After all, solar is a long-term investment, so it’s important to project future energy use — especially as electrification takes over homes and businesses. With a rapid increase in building and home electrification that extends to HVAC, heat pumps, and even electrical vehicles and charging stations, electricity consumption will inevitably increase.
It’s best to overbuild for it today and oversize the energy system, rather than try and add onto it tomorrow.
7. Solar-powered EV chargers
Speaking of electric vehicle chargers, expect to see EV-charging capabilities as one of the most requested features for solar and battery installations.
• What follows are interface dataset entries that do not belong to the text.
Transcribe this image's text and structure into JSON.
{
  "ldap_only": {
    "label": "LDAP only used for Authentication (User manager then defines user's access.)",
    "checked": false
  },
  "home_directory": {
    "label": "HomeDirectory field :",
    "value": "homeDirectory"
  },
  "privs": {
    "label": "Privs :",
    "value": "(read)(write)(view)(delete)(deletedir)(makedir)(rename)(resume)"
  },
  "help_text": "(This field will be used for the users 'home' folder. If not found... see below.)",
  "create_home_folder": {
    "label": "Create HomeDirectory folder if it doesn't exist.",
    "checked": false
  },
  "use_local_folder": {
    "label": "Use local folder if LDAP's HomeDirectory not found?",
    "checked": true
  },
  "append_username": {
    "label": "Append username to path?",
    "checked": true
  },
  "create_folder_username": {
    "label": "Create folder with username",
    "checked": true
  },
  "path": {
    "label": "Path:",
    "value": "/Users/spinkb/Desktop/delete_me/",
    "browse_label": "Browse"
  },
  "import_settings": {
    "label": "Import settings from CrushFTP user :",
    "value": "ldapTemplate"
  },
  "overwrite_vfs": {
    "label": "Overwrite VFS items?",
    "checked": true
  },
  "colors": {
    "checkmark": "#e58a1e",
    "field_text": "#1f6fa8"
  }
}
The same 40-amp backfeed circuit breaker needed for a standard solar install can also feed an electrical vehicle charger. In fact, some new inverters actually have a dedicated connection for EV charging, which lowers the cost while simplifying the wiring, permitting, and controls for solar contractors.
8. Commercial and utility-scale solar growth
Investment tax credits (ITC) are responsible for a lot of growth in solar, and in December 2020, the ITC window was extended through 2022. Now, owners of new residential and commercial solar qualify for a 26% credit based on the cost of their system.
With such a limited window, more and more companies should make the transition to clean energy sooner rather than later. Not only does this give companies the chance to make sustainable choices, but it also builds consumer trust and a greener future for their business operations.
“Solar is taking the entire nation by storm for a few reasons,” McNamara said. “Obviously tax credits and incentives make it an attractive investment. But, over the past several years, the big push on climate change, increased energy costs, and blackouts caused by unstable grid conditions have affected most of the country.”
“People today are a lot more educated and ‘in the know’ of how important sustainable energy is for us presently and for our future generations,” he continued. “I don’t think this industry will ever see a downturn and will continue to ride an ongoing upward trend.”
9. Solar may be #1 three years running
As we mentioned before, solar is one of the fastest-growing forms of renewable energy, accounting for nearly half of additional energy-generation capacity.
Even under a business-as-usual scenario, the U.S. solar industry will install more than 324 GW of capacity over the next 10 years. That’s four times the current amount of solar capacity installed today.
Thanks to declining prices, there’s nothing business-as-usual about solar energy’s future.
Since 2010, the cost to install solar has dropped by more than 70%, making it one of the most impactful solar energy trends of the decade. This cost reduction has allowed solar to deploy in new markets all over the U.S. As of Q4 2020, the cost of solar installations was at its lowest level in history.
To put that in perspective, the average-sized residential system would cost $40,000 in 2010. Today, the average residential install is about $20,000. Even utility-scale solar ranges from $16/MWh to $35/MWh, which makes it competitive with all other forms of generation.
10. Solar will be an economic engine
As of 2019, nearly 250,000 Americans work in solar across 10,000 companies in every U.S. state. That’s more than double the number in 2012.
Out of those 250,000 Americans working in solar, 150,000 jobs were directly involved in solar installation.
While most installations take place in California, Texas, and Florida, solar is actually seeing an increased market share everywhere.
Today, solar is a 50-state market, generating nearly $20 billion of investment in the American economy. If you’re an electrical contractor, solar is where you want to be.